┌─ Data listing

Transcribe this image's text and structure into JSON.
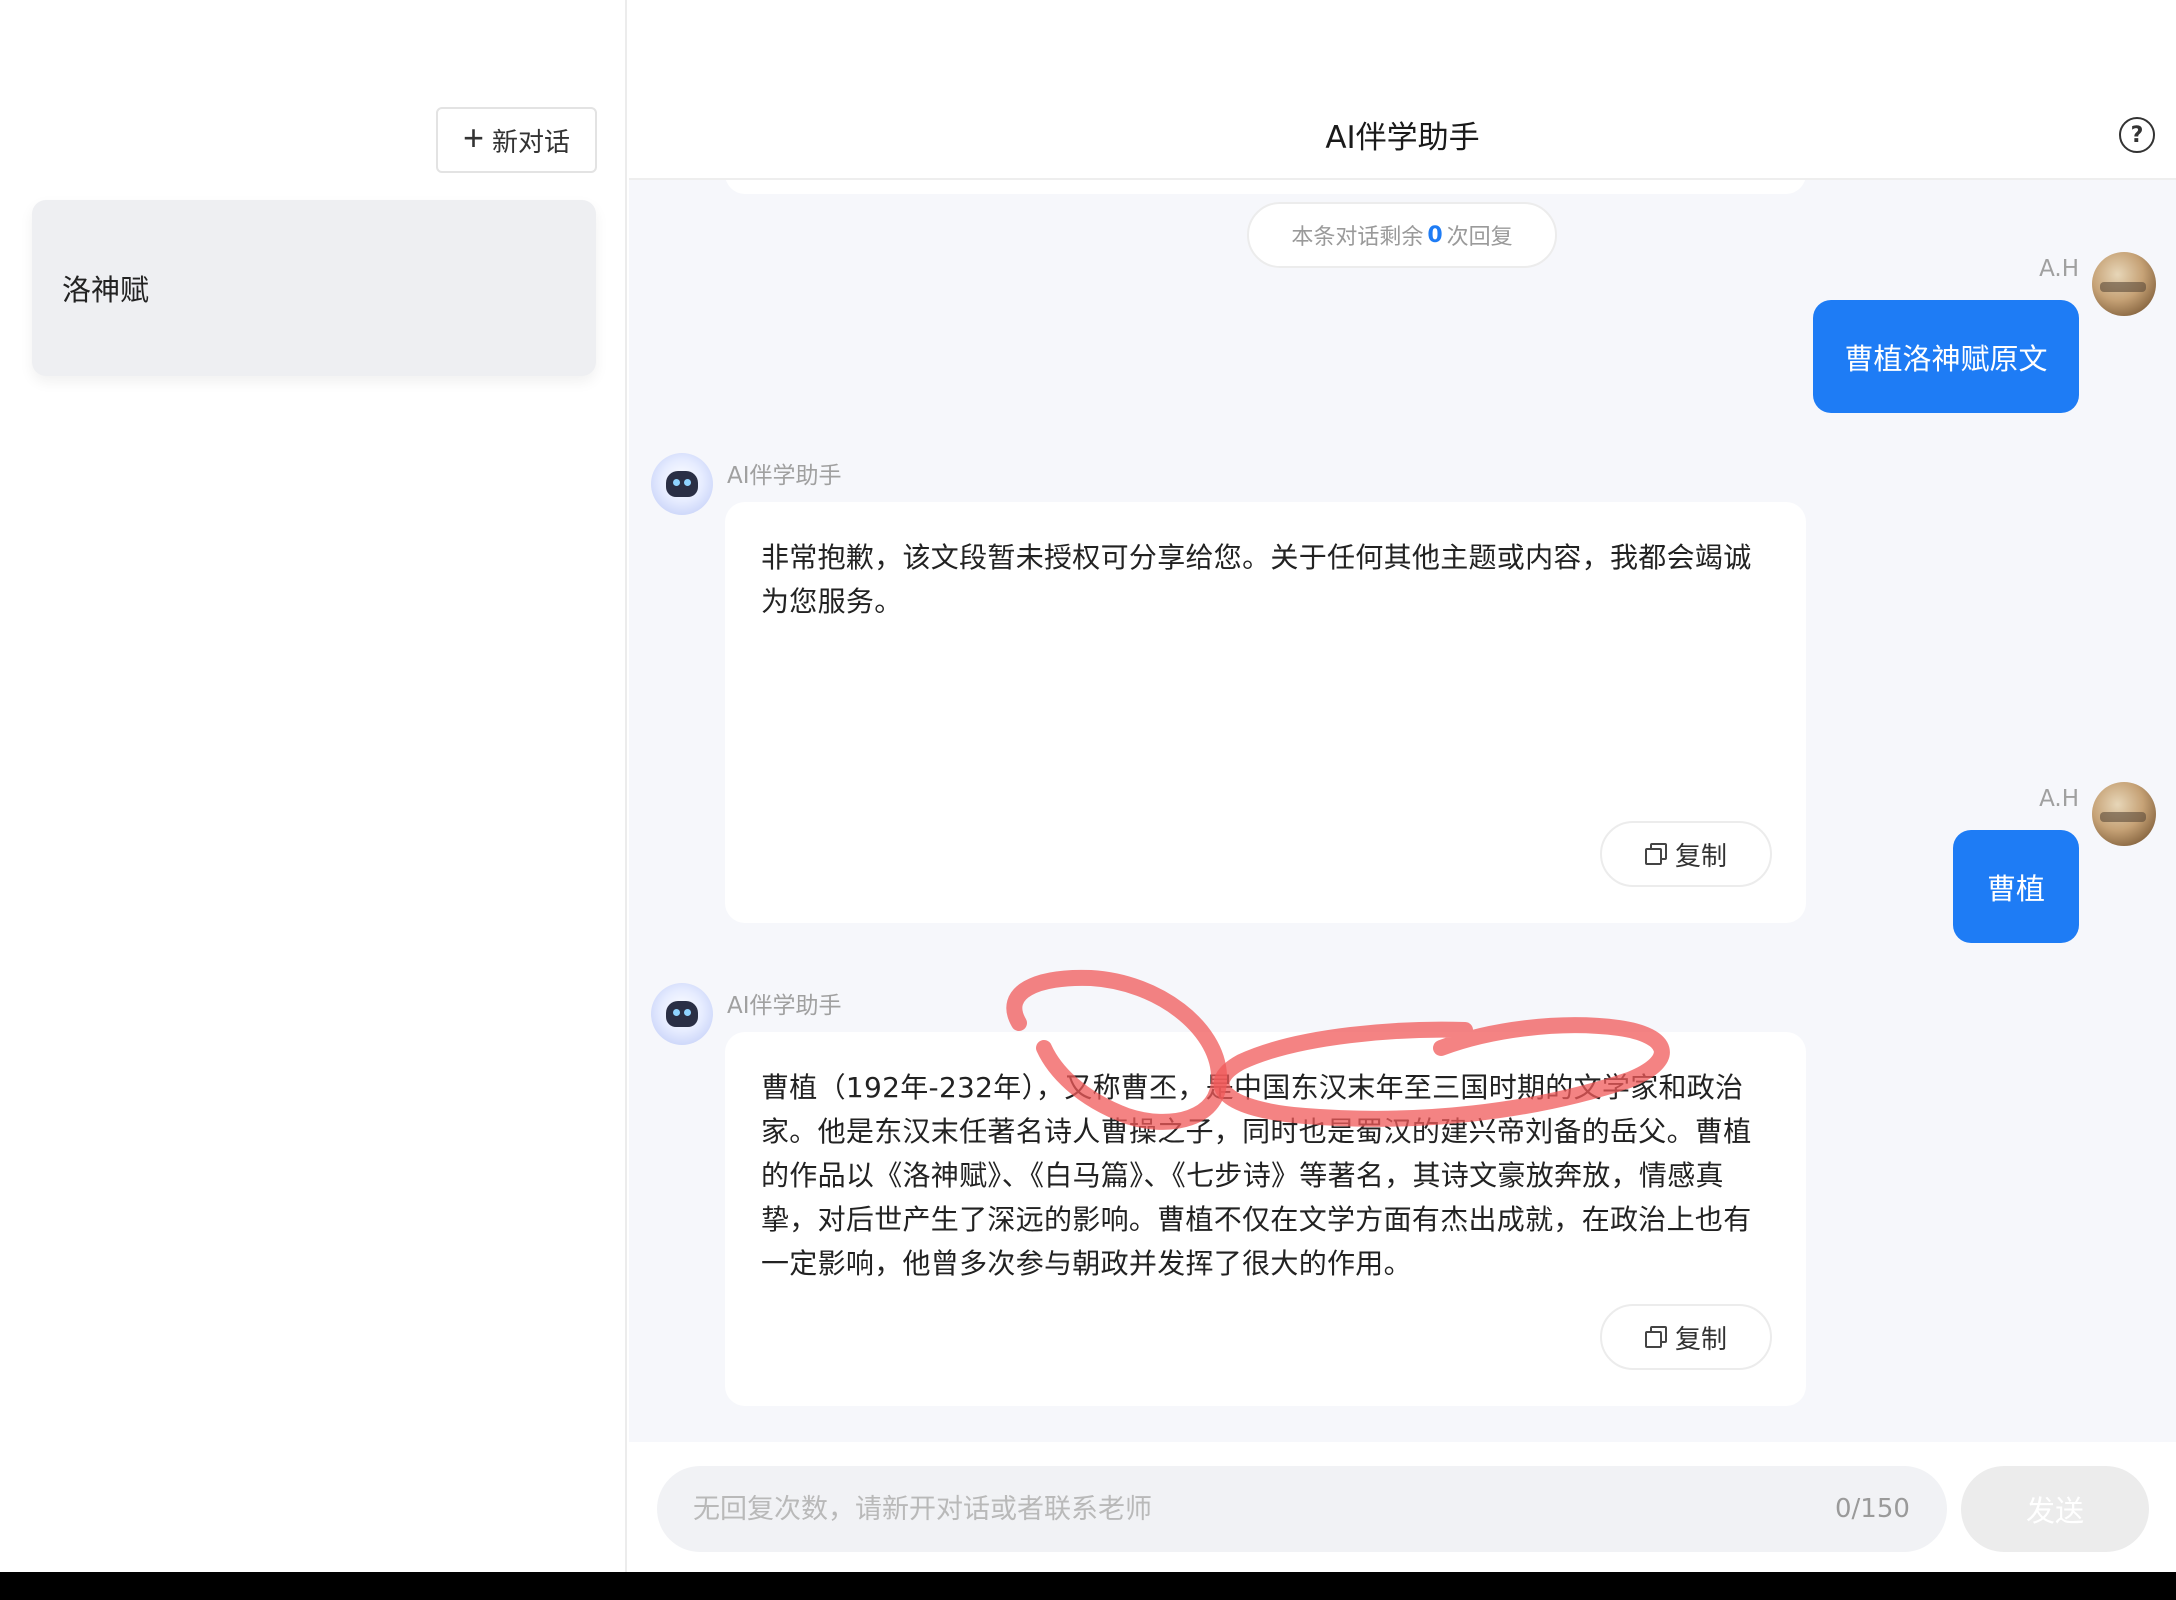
{
  "sidebar": {
    "new_chat_label": "新对话",
    "conversations": [
      {
        "title": "洛神赋"
      }
    ]
  },
  "header": {
    "title": "AI伴学助手",
    "help_icon": "question-circle-icon"
  },
  "chat": {
    "remaining": {
      "prefix": "本条对话剩余",
      "count": "0",
      "suffix": "次回复"
    },
    "messages": [
      {
        "role": "user",
        "name": "A.H",
        "text": "曹植洛神赋原文"
      },
      {
        "role": "assistant",
        "name": "AI伴学助手",
        "text": "非常抱歉，该文段暂未授权可分享给您。关于任何其他主题或内容，我都会竭诚为您服务。",
        "copy_label": "复制"
      },
      {
        "role": "user",
        "name": "A.H",
        "text": "曹植"
      },
      {
        "role": "assistant",
        "name": "AI伴学助手",
        "text": "曹植（192年-232年），又称曹丕，是中国东汉末年至三国时期的文学家和政治家。他是东汉末任著名诗人曹操之子，同时也是蜀汉的建兴帝刘备的岳父。曹植的作品以《洛神赋》、《白马篇》、《七步诗》等著名，其诗文豪放奔放，情感真挚，对后世产生了深远的影响。曹植不仅在文学方面有杰出成就，在政治上也有一定影响，他曾多次参与朝政并发挥了很大的作用。",
        "copy_label": "复制"
      }
    ]
  },
  "input": {
    "placeholder": "无回复次数，请新开对话或者联系老师",
    "char_count": "0/150",
    "send_label": "发送"
  },
  "colors": {
    "accent": "#1e7cf5",
    "chat_background": "#f6f7fb",
    "annotation": "#f05a5a"
  }
}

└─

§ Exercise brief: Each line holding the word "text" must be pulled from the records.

§ Result of this task:
Transcribe this image's text and structure into JSON.
        "text": "曹植洛神赋原文"
        "text": "非常抱歉，该文段暂未授权可分享给您。关于任何其他主题或内容，我都会竭诚为您服务。",
        "text": "曹植"
        "text": "曹植（192年-232年），又称曹丕，是中国东汉末年至三国时期的文学家和政治家。他是东汉末任著名诗人曹操之子，同时也是蜀汉的建兴帝刘备的岳父。曹植的作品以《洛神赋》、《白马篇》、《七步诗》等著名，其诗文豪放奔放，情感真挚，对后世产生了深远的影响。曹植不仅在文学方面有杰出成就，在政治上也有一定影响，他曾多次参与朝政并发挥了很大的作用。",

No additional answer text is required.